Numerous agencies—including the departments of Agriculture, Health and Human Services, Homeland Security, State and Treasury, as well as the General Services Administration—successfully met the initial requirement for identifying and deploying three cloud services. Among the other organizations reaping benefits from the use of cloud services are the following:
- In 2011, the National Oceanic and Atmospheric Administration (NOAA) consolidated 19 different e-mail systems to Google Apps, a public cloud service. The new service provides a global directory and collaboration tools such as instant messaging, video chat and document sharing. NOAA reports saving $11.5 million in one-time replacement costs and $500,000 per year in operations costs.

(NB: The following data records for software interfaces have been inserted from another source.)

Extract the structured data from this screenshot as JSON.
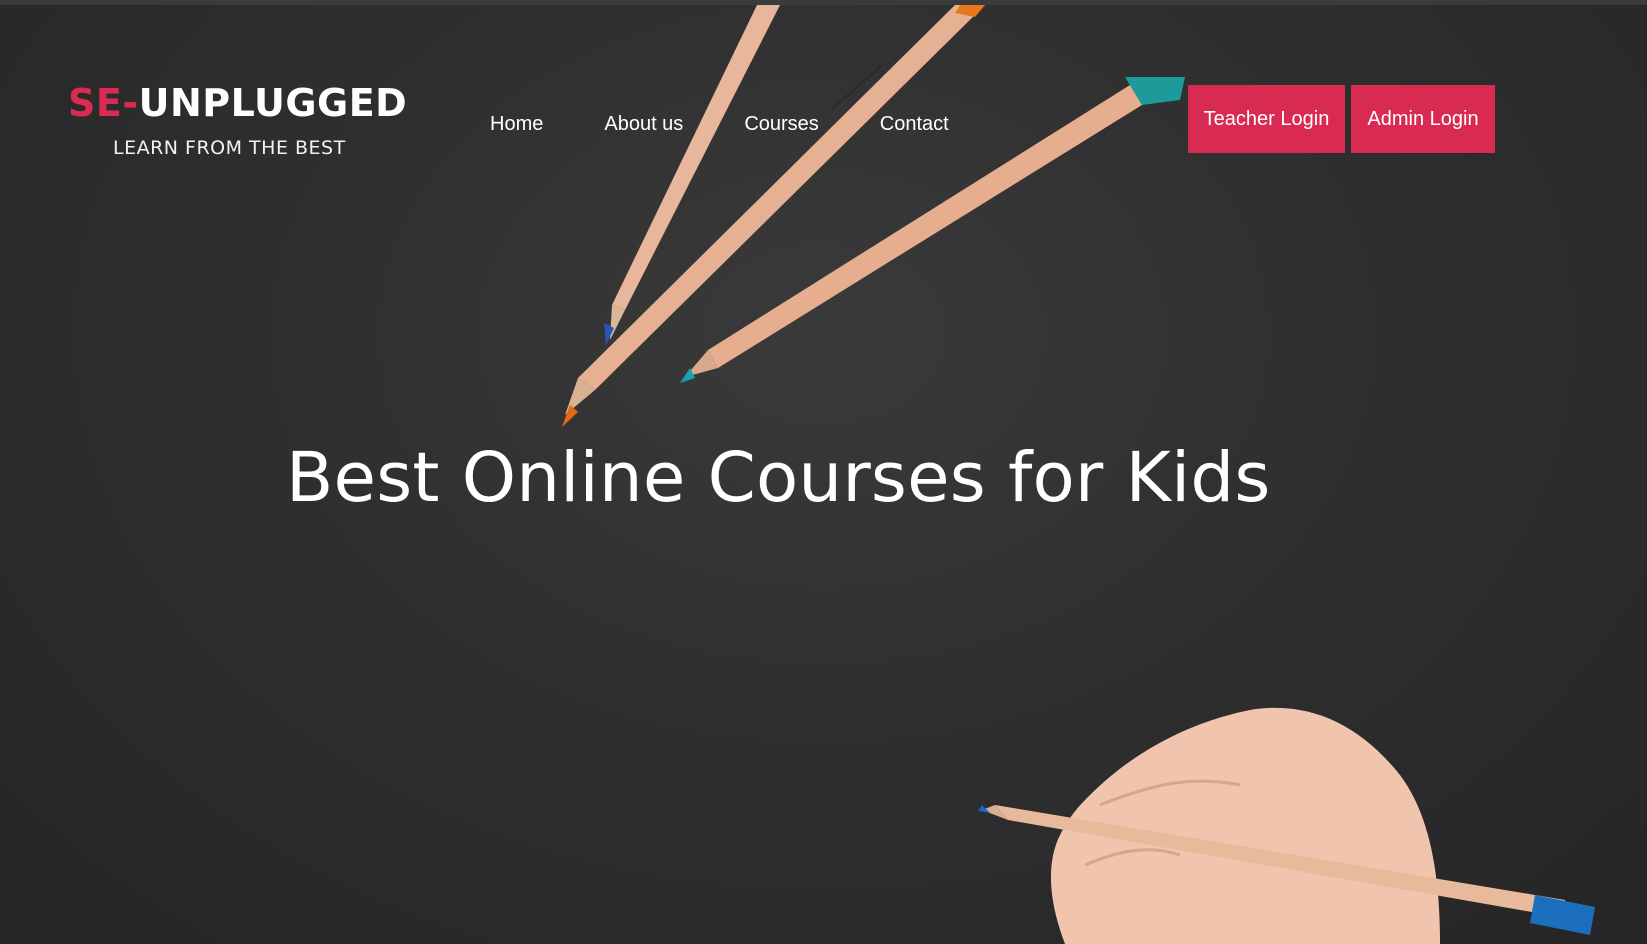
{
  "brand": {
    "prefix": "SE-",
    "name": "UNPLUGGED",
    "tagline": "LEARN FROM THE BEST",
    "accent_color": "#db2b52"
  },
  "nav": {
    "items": [
      {
        "label": "Home"
      },
      {
        "label": "About us"
      },
      {
        "label": "Courses"
      },
      {
        "label": "Contact"
      }
    ]
  },
  "auth": {
    "teacher_label": "Teacher Login",
    "admin_label": "Admin Login",
    "button_color": "#d92a52"
  },
  "hero": {
    "headline": "Best Online Courses for Kids"
  },
  "icons": {
    "background_image": "pencils-and-hand-photo"
  }
}
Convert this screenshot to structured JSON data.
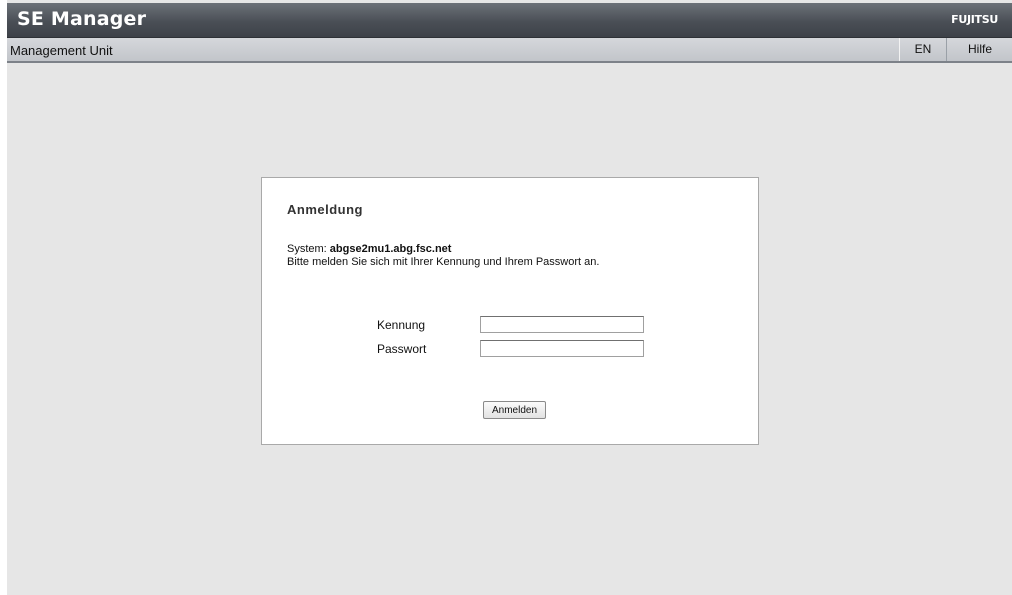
{
  "header": {
    "app_title": "SE Manager",
    "brand": "FUJITSU"
  },
  "subheader": {
    "title": "Management Unit",
    "language_label": "EN",
    "help_label": "Hilfe"
  },
  "login": {
    "heading": "Anmeldung",
    "system_prefix": "System:",
    "system_name": "abgse2mu1.abg.fsc.net",
    "instruction": "Bitte melden Sie sich mit Ihrer Kennung und Ihrem Passwort an.",
    "username_label": "Kennung",
    "username_value": "",
    "password_label": "Passwort",
    "password_value": "",
    "submit_label": "Anmelden"
  },
  "colors": {
    "header_dark": "#4a4f56",
    "subheader": "#c8cbcf",
    "page_background": "#e6e6e6",
    "panel_background": "#ffffff"
  }
}
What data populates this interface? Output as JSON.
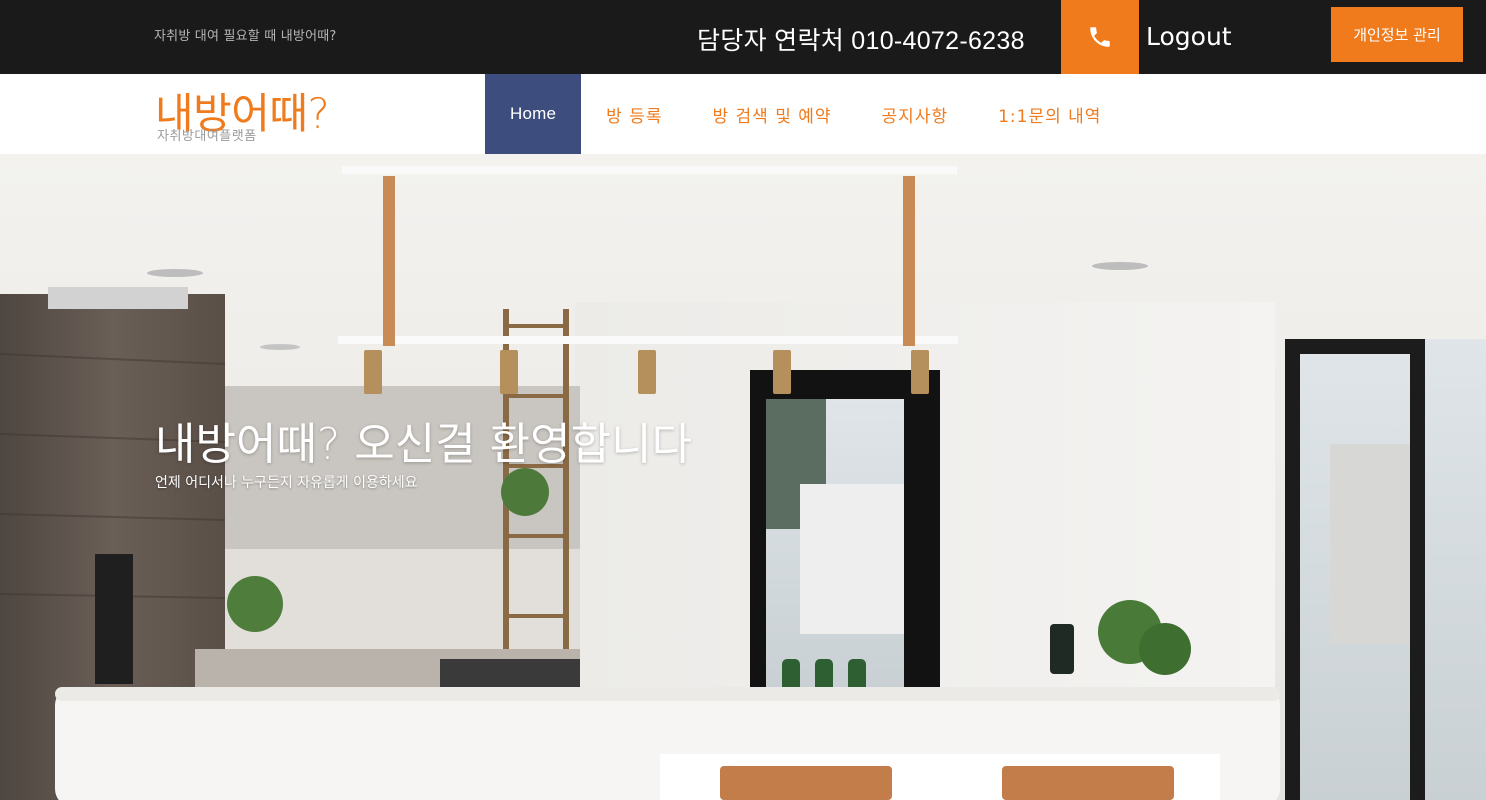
{
  "topbar": {
    "tagline": "자취방 대여 필요할 때 내방어때?",
    "contact": "담당자 연락처 010-4072-6238",
    "phone_icon": "phone-icon",
    "logout_label": "Logout",
    "profile_button": "개인정보 관리"
  },
  "header": {
    "logo_title": "내방어때?",
    "logo_subtitle": "자취방대여플랫폼",
    "nav": [
      {
        "label": "Home",
        "active": true
      },
      {
        "label": "방 등록",
        "active": false
      },
      {
        "label": "방 검색 및 예약",
        "active": false
      },
      {
        "label": "공지사항",
        "active": false
      },
      {
        "label": "1:1문의 내역",
        "active": false
      }
    ]
  },
  "hero": {
    "title": "내방어때? 오신걸 환영합니다",
    "subtitle": "언제 어디서나 누구든지 자유롭게 이용하세요"
  },
  "colors": {
    "topbar_bg": "#1a1a1a",
    "accent": "#f07b1d",
    "nav_active_bg": "#3d4e7e"
  }
}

- In 2013, the Environmental Protection Agency (EPA) migrated to Microsoft Office 365, the cloud version of Microsoft’s productivity suite. In addition to fostering collaboration, the shift to the cloud is expected to save the agency $12 million over four years.

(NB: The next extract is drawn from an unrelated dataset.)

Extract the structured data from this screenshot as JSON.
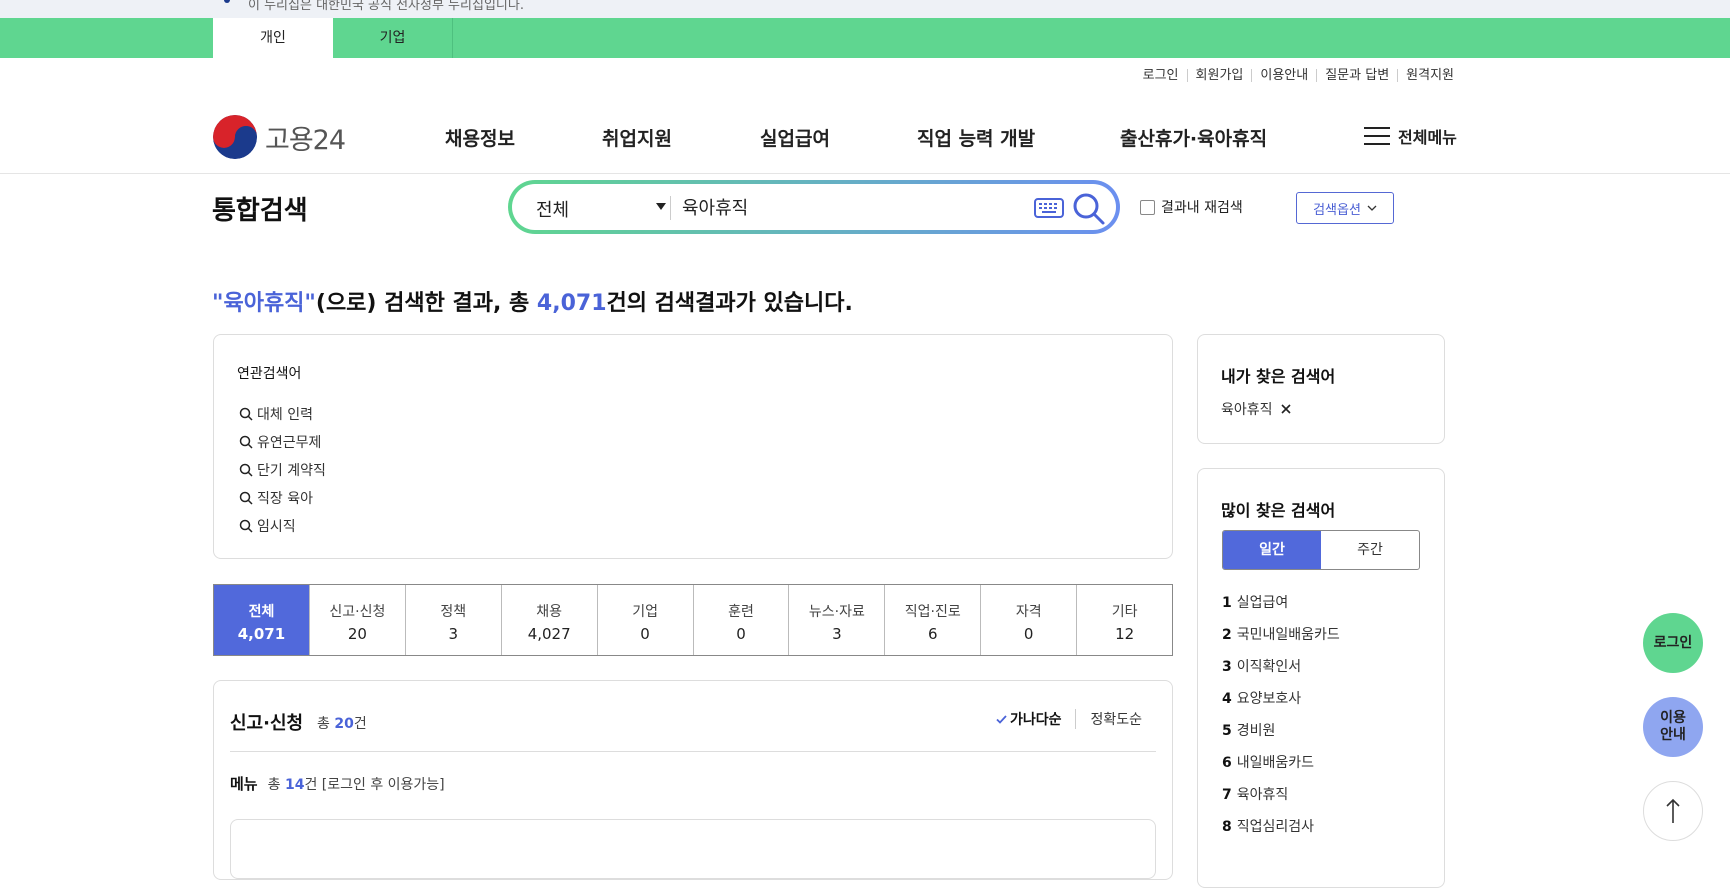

- In September 2013, the first Secretary of the Navy (SECNAV) portal hosted in a commercial cloud environment was launched. Amazon Web Services (AWS) hosts the site, which is part of the SECNAV Public Portal Initiative to establish a unified Web presence.
“Many instances of the use of cloud services can be found throughout the federal government,” says Maria Roat, director of FedRAMP at the GSA. “However, the transition requires a culture shift in both operations and in the consumption model.”
FedRAMP defines and implements the process for transitioning to the cloud. “FedRAMP creates a standardized approach to security assessment, authorization and continuous monitoring for cloud products and services,” Roat explains
Two types of FedRAMP approval are available. One is through the Joint Authorization Board (JAB), which is the primary governance and decision-making body for the FedRAMP program. JAB provides Provisional Authorization to Operate (P-ATO) for cloud solutions, and approves accreditation criteria for third-party assessment organizations (3PAOs). JAB approvals can be used throughout the federal government. Companies can also seek agency-sponsored FedRAMP approvals, which are only valid for that agency.
The role of the 3PAOs is to verify that the cloud service meets the management controls and security standards required by federal agencies. Those organizations must themselves be approved by the federal government to conduct assessments. JAB or agency representatives review the cloud service provider’s authorization package after verification by the 3PAO, and then make a decision about whether the cloud system meets federal government requirements. Whether the vendor has worked through JAB or the agency, the authorizing official in the agency makes the final decision about granting the cloud provider authority to operate (ATO).
A visit to the FedRAMP site shows that a total of 14 cloud service providers have obtained JAB P-ATOs, including Akamai, CGI Federal and Hewlett-Packard. Eight are offering infrastructure as a service (IaaS) products, two are offering software as a service (SaaS) and two are offering platform as a service (PaaS) cloud projects. Five have received agency FedRAMP authorizations, including Amazon Web Services and Salesforce.com; three have IaaS offerings; one has a SaaS offering; and one offers both SaaS and PaaS services. Another 15 vendors are seeking JAB approval, and more than a dozen are seeking agency approval.
Obstacles to transition
In the Government Business Council/Accenture report, the largest single concern expressed by respondents related to security. As compliance with FedRAMP continues to take root, that unease may diminish, but it remains a concern in the government sector as it does in the private sector.
Another challenge is staffing. Only a third of the executives felt certain that their agency had the staff necessary to execute a transition to the cloud. Half were not sure if the length of the procurement process was having an impact on cloud adoption, but the majority of those who did know felt that it was having an adverse effect.